"Joe Bob Goes to the Drive-In" for 1/26/90
By Joe Bob Briggs
Drive-In Movie Critic of Grapevine, Texas
I've got to calm down here. I don't know if I'll be able to do this review or not. I'm trying to get ahold of myself.
Maybe I can go on now.
"Leatherface: The Texas Chainsaw Massacre III" has a few . . . how should I put this? . . . a few problems:
1) The movie doesn't make a lick of sense.
2) A guy gets chainsawed through the skull and then comes back at the end of the movie, with only slight injuries. They don't even do this in Friday the 13th movies. (Normally I wouldn't mention "Friday the 13th" and "Saw" in the same breath, but I'm afraid they've brought it down to that level.)
3) The movie's over so fast that everbody that was watching it started honking their horns when the credits rolled. None of us could believe it. "That's it?" I've had X-rays that used more film than this movie.
4) THEY MADE IT IN CALIFORNIA!
5) It LOOKS like they made it in California. They've got HILLS in the background.
6) Leatherface's new cannibal family includes his Mama and a little girl cannibal with a fetus doll--promising developments--but they don't ever DO anything.
7) You never see Leatherface actually doing any carving.
8) They make a big deal about how this whiny yuppie guy is gonna be trussed up and carved alive by the little girl, but instead they just go on to the next scene, as though the cannibal family FORGOT to have dinner that day.
9) Kate Hodge, the new actress trying to replace the greatest screamer in film history, Marilyn Burns, runs over an armadillo in the road and STOPS TO SEE IF IT'S OKAY. Obviously, these people have NEVER been to Texas.
Now. I know what the producer and the director and everybody is gonna say. They're gonna say that it USED to be a good movie, but then the Motion Picture Censor Board got on their case and gave it an X rating, and they had to take a chainsaw to the movie, and what came out was different. And it's true, the Jack Valenti Boys hammered away at this baby, evidently demanding stuff be taken out that they ALLOWED in the first movie in 1974.
I don't exactly understand what's happening here, but I know that, during the past two years, these bozos in El Lay have decided to crack down on horror movies. They want movies about NICE cannibals. Cannibals that carve up tourists in LOVING ways. This is the same kinky group that decided "Henry: Portrait of a Serial Killer" should get an X rating for "disturbing moral tone."
But what I'm getting at is that the owners of this movie had a choice. They could say "We don't give a flying frijole what the MPAA Censor Board says, and so we're putting out the movie without any rating on it." Or they could weenie out, cut it into a million pieces, and release it with an R.
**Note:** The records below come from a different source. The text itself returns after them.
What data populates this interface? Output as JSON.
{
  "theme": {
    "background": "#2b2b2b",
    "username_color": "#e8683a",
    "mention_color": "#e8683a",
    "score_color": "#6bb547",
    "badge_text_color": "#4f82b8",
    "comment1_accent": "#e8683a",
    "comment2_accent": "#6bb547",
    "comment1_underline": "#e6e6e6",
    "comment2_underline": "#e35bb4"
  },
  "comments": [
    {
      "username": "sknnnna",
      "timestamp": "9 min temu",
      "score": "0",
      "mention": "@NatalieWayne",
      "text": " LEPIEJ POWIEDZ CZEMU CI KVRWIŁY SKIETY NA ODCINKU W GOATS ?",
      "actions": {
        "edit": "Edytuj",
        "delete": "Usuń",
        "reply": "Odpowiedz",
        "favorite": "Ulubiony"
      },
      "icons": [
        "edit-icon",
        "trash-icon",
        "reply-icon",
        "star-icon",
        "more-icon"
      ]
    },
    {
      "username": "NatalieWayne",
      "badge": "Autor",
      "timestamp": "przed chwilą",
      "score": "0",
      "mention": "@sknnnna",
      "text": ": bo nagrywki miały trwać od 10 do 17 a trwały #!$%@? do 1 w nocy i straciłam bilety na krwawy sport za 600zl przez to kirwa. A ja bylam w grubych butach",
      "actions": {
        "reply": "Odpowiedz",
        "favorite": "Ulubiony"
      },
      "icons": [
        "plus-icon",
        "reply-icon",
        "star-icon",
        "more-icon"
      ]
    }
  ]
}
They weenied out on us.
They suckered us for five bucks.
They profaned the name of the most revered horror movie in film history.
And what makes it worse is that the director, Jeff Burr, evidently knew what he was doing. There are a few scenes in this flick that are as goldang scary as anything I've ever seen.
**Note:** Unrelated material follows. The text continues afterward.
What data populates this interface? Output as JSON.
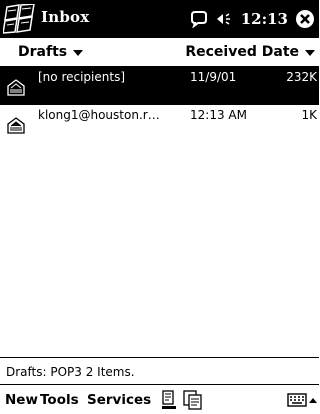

The Communists just got him.
They might have to put me in intensive care for awhile. I don't know if I can bear to think of this thing floating around out there, turning the chainsaw we all know and love into a steak knife.
Nine dead bodies.
One motor vehicle chase.
Putrefied human heads.
Bone-drill to the leg.
One human fireball.
Dead-lizard window decorations.
Giant filigreed chainsaw.
Gratuitous Playboy mutilation.
Double-blooded ax Fu.
Drive-In Academy Award nominations for Viggo Mortensen, as Tex the handsome, well-mannered cannibal, for saying "There's roadkill all over Texas--natural order of things";
Tom Everett, as the weirdo sex-fiend cannibal, for throwing body parts into a swamp and saying "Is it soup yet?";
Ken Foree, as Benny the war-games survivalist, for saying "Yeah, militant lumberjacks--I see em all the time";
Kate Hodge, for getting her hands nailed to a chair and summoning up the screams to prove it;
Joe Unger, as Tinker the modern cannibal, for saying "Technology is our friend" and "I'll be in hell for breakfast";
R.A. Mihailoff, as Leatherface, for sharing his Sony Walkman with his victims;
and David J. Schow, for a script so great Jack Valenti couldn't stand it, featuring exchanges like this one:
"Why don't you leave us alone!"
"We were hungry."
"Ever heard of pizza?"
Two and a half stars.
Joe Bob says check it out.